Cyprus and Ireland have the lowest corporate tax rates in the EU at 12.5%, and both countries have called the debate a debate about national sovereignty.
“We advocate maintaining the policy of setting the tax rate as a national competence and maintaining a corporate tax rate appropriate for the sustainable development of the economy and investment,” said Petrides.
Sven Giegold, a German MEP and finance spokesman for the Greens in the European Parliament, said a “coalition of the willing” within the EU should nevertheless join the Biden Plan.
He said: “It is an illusion to believe that we can make significant progress on tax matters without considering alternatives to unanimity in the Council.
“We must stop European tax havens like Ireland and Cyprus from sabotaging much-needed advances in tax matters.

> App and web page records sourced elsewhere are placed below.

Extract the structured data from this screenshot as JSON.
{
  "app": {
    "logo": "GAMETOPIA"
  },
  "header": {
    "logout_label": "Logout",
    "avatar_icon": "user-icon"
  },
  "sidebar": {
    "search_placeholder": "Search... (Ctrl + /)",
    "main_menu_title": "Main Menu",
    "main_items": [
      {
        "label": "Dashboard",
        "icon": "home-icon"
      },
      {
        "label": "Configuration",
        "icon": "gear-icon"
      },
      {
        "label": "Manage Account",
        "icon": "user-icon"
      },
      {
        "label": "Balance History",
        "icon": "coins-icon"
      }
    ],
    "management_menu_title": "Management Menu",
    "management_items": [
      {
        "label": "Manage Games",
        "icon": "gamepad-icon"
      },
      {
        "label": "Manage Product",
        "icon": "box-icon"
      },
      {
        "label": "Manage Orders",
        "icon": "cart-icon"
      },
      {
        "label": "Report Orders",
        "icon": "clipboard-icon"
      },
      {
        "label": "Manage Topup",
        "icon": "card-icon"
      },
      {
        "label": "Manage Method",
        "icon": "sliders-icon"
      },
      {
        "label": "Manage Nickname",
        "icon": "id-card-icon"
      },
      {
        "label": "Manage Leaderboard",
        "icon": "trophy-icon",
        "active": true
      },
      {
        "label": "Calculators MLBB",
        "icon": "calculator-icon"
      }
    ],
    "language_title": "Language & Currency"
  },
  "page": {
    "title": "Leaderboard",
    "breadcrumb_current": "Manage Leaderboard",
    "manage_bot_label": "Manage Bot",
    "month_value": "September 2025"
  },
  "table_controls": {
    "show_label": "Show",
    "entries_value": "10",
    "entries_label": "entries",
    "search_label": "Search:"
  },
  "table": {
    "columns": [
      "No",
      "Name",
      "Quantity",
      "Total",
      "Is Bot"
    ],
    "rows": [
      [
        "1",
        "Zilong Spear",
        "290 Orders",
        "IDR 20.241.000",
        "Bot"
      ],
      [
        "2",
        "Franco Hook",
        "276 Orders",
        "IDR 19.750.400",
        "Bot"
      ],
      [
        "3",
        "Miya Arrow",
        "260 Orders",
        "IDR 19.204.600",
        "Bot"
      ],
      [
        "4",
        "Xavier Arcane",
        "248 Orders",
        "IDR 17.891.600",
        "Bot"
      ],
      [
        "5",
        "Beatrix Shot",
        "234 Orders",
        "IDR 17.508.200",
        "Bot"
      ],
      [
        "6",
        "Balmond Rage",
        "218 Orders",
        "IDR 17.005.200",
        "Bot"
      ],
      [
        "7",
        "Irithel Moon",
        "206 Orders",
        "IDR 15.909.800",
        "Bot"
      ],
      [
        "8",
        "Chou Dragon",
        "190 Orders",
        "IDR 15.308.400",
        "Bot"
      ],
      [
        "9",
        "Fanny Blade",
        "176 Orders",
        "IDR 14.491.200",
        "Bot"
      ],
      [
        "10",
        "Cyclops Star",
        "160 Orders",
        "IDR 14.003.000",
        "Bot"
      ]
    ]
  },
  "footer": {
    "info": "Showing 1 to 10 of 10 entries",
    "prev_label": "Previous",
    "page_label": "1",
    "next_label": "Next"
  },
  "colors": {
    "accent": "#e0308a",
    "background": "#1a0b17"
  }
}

“Instead of snuggling up to inner-European tax havens, European countries should develop a progressive tax agenda together with the USA.”
Biden had originally proposed a global tax rate of 21%, but it was lowered after negotiations with other major economies.